====== Material provided

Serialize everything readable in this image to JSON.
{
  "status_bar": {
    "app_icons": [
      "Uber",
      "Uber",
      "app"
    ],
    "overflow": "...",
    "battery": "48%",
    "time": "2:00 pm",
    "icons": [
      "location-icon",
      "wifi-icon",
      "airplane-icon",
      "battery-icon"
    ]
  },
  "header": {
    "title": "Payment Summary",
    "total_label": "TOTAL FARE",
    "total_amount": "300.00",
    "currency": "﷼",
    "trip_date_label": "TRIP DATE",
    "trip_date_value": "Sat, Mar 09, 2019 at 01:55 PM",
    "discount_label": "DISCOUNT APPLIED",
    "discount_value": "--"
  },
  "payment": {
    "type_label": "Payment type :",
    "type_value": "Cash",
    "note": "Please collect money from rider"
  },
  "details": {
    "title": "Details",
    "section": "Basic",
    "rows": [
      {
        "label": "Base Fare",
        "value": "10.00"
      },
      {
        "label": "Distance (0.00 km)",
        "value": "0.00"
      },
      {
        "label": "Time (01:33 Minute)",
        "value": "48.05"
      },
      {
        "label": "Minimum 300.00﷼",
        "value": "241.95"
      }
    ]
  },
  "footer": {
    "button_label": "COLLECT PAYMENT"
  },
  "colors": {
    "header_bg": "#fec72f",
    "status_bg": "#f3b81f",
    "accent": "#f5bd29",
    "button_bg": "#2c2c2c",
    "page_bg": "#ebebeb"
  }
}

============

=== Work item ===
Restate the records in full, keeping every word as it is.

=== Result of this exercise ===
Serialize everything readable in this image to JSON.
{
  "status_bar": {
    "app_icons": [
      "Uber",
      "Uber",
      "app"
    ],
    "overflow": "...",
    "battery": "48%",
    "time": "2:00 pm",
    "icons": [
      "location-icon",
      "wifi-icon",
      "airplane-icon",
      "battery-icon"
    ]
  },
  "header": {
    "title": "Payment Summary",
    "total_label": "TOTAL FARE",
    "total_amount": "300.00",
    "currency": "﷼",
    "trip_date_label": "TRIP DATE",
    "trip_date_value": "Sat, Mar 09, 2019 at 01:55 PM",
    "discount_label": "DISCOUNT APPLIED",
    "discount_value": "--"
  },
  "payment": {
    "type_label": "Payment type :",
    "type_value": "Cash",
    "note": "Please collect money from rider"
  },
  "details": {
    "title": "Details",
    "section": "Basic",
    "rows": [
      {
        "label": "Base Fare",
        "value": "10.00"
      },
      {
        "label": "Distance (0.00 km)",
        "value": "0.00"
      },
      {
        "label": "Time (01:33 Minute)",
        "value": "48.05"
      },
      {
        "label": "Minimum 300.00﷼",
        "value": "241.95"
      }
    ]
  },
  "footer": {
    "button_label": "COLLECT PAYMENT"
  },
  "colors": {
    "header_bg": "#fec72f",
    "status_bg": "#f3b81f",
    "accent": "#f5bd29",
    "button_bg": "#2c2c2c",
    "page_bg": "#ebebeb"
  }
}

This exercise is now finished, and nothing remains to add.